Laudat venales qui vult extrudere merces.

Though many of them are very counterfeit and false. Truely I often wondred at many of these naturall Orators. For they would tell their tales with such admirable volubility and plausible grace, even extempore, and seasoned with that singular variety of elegant jests and witty conceits, that they did often strike great admiration into strangers that never heard them before : and by how much the more eloquent these Naturalists are, by so much the greater audience they draw unto them, and the more ware they sell. After the chiefest Mountebankes first speech is ended, he delivereth out his commodities by little and little, the jester still playing his part, and the musitians singing and playing upon their instruments. The principall things that they sell are oyles, soveraigne waters, amorous songs printed, Apothecary drugs, and a Commonweale of other trifles. The head Mountebanke at every time that he delivereth out any thing, maketh an extemporall speech, which he doth eftsoones intermingle with such savory jests (but spiced now and then with singular scurrility) that they minister passing mirth and laughter to the whole company, which perhaps may consist of a thousand people that flocke together about one of their stages.

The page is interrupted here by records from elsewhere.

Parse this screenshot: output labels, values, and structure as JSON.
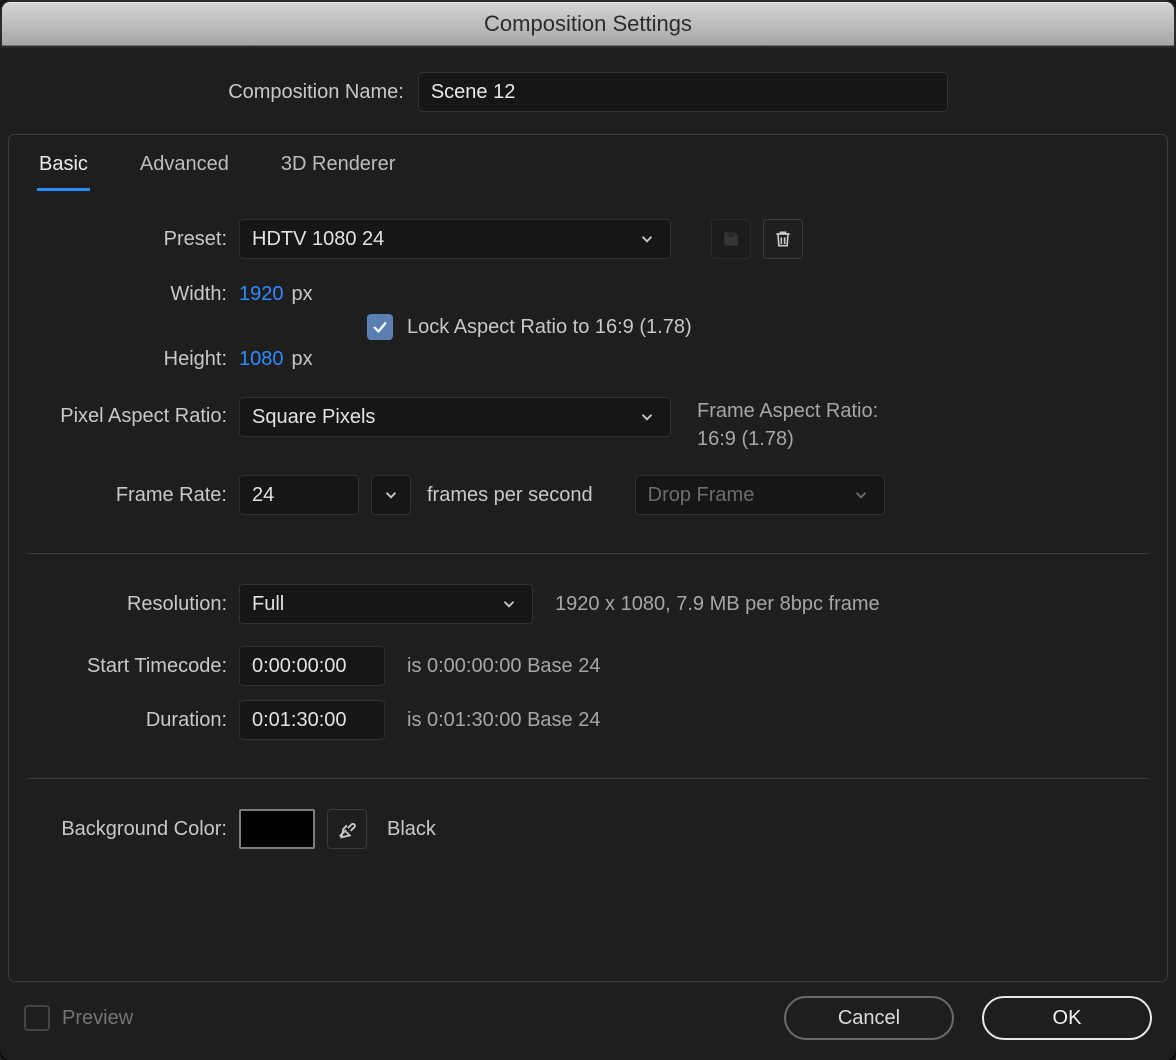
{
  "title": "Composition Settings",
  "name_row": {
    "label": "Composition Name:",
    "value": "Scene 12"
  },
  "tabs": {
    "basic": "Basic",
    "advanced": "Advanced",
    "renderer": "3D Renderer",
    "active": "basic"
  },
  "preset": {
    "label": "Preset:",
    "value": "HDTV 1080 24"
  },
  "width": {
    "label": "Width:",
    "value": "1920",
    "unit": "px"
  },
  "height": {
    "label": "Height:",
    "value": "1080",
    "unit": "px"
  },
  "lock": {
    "checked": true,
    "label": "Lock Aspect Ratio to 16:9 (1.78)"
  },
  "par": {
    "label": "Pixel Aspect Ratio:",
    "value": "Square Pixels",
    "far_label": "Frame Aspect Ratio:",
    "far_value": "16:9 (1.78)"
  },
  "fps": {
    "label": "Frame Rate:",
    "value": "24",
    "unit": "frames per second",
    "drop_value": "Drop Frame",
    "drop_enabled": false
  },
  "resolution": {
    "label": "Resolution:",
    "value": "Full",
    "info": "1920 x 1080, 7.9 MB per 8bpc frame"
  },
  "start_tc": {
    "label": "Start Timecode:",
    "value": "0:00:00:00",
    "info": "is 0:00:00:00  Base 24"
  },
  "duration": {
    "label": "Duration:",
    "value": "0:01:30:00",
    "info": "is 0:01:30:00  Base 24"
  },
  "bg": {
    "label": "Background Color:",
    "color": "#000000",
    "name": "Black"
  },
  "footer": {
    "preview": "Preview",
    "cancel": "Cancel",
    "ok": "OK"
  }
}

For so many according to my estimation I have seene giving attention to some notable eloquent Mountebanke. I have observed marveilous strange matters done by some of these Mountebankes. For I saw one of them holde a viper in his hand, and play with his sting a quarter of an houre together, and yet receive no hurt ; though another man should have beene presently stung to death with it. He made us all beleeve that the same viper was linealy descended from the generation of that viper that lept out of the fire upon f S. Pauls hand, in the Island of Melita now called Malta, and did him no hurt ; and told us moreover that it would sting some, and not others. Also I have seene a Mountebanke hackle and gash his naked arme with a knife most pittifully to beholde, so that the blood hath streamed out in great abundance, and by and by after he hath applied a certaine oyle unto it, wherewith he hath incontinent both stanched the blood, and so throughly healed the woundes and gashes, that when he hath afterward shewed us his arme againe, we could not possibly perceive the least token of a gash.

Besides there was another black gowned Mountebanke that gave most excellent contentment to the company that frequented his stage. This fellow was borne blind, and so continued to that day : he never missed Saint Markes place twise a day for sixe weekes together : he was noted to be a singular fellow for singing extemporall songes, and for a pretty kinde of musicke that he made with two bones betwixt his fingers. Moreover I have seene some of them doe such strange jugling trickes as would be almost incredible to be reported. Also I have observed this in them, that after they have extolled their wares to the skies, having set the price of tenne crownes upon some one of their commodities, they have at last descended so low, that they have taken for it foure gazets, which is something lesse then a groat. These merry fellowes doe most commonly continue two good howres upon the stage, and at last when they have fedde the audience with such passing variety of sport, that they are even cloyed with the superfluity of their conceits, and have sold as much ware as they can, they remove their trinkets and stage till the next meeting.

Thus much concerning the Mountebankes.

Citation Type  Prose
Citation Year 1602